■ WHAT THE TASK ASKS: The lines to copy from the data below are those that hold the string "chevron".

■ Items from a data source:
_ _ _
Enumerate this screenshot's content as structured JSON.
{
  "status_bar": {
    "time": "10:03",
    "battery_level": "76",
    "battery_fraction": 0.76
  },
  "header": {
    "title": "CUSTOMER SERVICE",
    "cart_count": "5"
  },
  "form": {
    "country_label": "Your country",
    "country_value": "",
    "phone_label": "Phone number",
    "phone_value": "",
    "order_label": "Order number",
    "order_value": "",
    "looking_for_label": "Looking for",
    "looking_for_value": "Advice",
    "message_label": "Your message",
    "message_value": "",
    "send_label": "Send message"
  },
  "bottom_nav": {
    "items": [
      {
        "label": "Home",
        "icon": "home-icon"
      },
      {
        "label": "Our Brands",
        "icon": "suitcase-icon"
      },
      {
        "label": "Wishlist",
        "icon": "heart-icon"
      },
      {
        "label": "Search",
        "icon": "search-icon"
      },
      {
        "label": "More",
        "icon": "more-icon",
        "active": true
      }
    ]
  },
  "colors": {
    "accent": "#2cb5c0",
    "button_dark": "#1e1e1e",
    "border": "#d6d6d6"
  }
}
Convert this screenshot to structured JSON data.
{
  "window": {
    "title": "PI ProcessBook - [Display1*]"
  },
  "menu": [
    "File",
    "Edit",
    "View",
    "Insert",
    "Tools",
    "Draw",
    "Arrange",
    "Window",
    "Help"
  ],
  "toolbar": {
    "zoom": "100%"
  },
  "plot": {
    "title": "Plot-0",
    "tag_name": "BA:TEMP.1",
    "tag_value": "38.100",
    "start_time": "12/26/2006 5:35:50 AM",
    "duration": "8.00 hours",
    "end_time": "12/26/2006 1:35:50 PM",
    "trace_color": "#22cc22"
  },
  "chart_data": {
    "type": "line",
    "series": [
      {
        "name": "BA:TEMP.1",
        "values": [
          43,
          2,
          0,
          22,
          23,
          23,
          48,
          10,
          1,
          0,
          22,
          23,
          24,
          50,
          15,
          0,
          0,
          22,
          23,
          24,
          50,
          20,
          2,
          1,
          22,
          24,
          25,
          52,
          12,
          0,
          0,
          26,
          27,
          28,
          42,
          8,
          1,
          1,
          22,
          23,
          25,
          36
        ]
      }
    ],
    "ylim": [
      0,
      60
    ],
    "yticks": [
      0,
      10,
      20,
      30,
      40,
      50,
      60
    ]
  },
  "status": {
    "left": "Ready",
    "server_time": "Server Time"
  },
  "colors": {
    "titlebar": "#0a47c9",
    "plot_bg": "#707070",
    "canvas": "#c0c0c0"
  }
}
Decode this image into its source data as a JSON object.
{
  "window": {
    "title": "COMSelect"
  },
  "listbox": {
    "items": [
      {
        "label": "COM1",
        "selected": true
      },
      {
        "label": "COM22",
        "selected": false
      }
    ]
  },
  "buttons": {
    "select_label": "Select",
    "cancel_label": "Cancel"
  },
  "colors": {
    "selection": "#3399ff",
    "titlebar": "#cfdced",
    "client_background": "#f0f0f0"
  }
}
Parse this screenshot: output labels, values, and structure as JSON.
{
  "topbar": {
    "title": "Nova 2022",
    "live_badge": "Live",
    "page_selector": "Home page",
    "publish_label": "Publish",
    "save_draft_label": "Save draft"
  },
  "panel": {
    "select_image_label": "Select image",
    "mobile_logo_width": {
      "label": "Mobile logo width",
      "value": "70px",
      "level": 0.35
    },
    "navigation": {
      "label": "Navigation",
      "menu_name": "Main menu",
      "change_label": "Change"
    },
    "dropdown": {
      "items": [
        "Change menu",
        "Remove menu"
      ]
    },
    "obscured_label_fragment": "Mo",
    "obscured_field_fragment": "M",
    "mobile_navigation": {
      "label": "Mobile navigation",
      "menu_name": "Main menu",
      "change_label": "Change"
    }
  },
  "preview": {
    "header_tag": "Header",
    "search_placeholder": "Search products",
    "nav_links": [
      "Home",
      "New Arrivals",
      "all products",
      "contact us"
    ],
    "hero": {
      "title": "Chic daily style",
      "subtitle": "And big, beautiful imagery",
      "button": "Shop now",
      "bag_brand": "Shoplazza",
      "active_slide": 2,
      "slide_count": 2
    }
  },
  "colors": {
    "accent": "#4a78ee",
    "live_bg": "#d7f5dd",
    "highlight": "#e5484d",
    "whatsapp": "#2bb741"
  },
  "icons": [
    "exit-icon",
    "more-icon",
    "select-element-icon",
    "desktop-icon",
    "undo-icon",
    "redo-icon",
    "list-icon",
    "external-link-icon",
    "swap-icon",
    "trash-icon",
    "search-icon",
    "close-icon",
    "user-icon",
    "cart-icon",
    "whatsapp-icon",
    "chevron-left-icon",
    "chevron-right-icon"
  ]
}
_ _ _
■ EXERCISE SOLUTION:
    "chevron-left-icon",
    "chevron-right-icon"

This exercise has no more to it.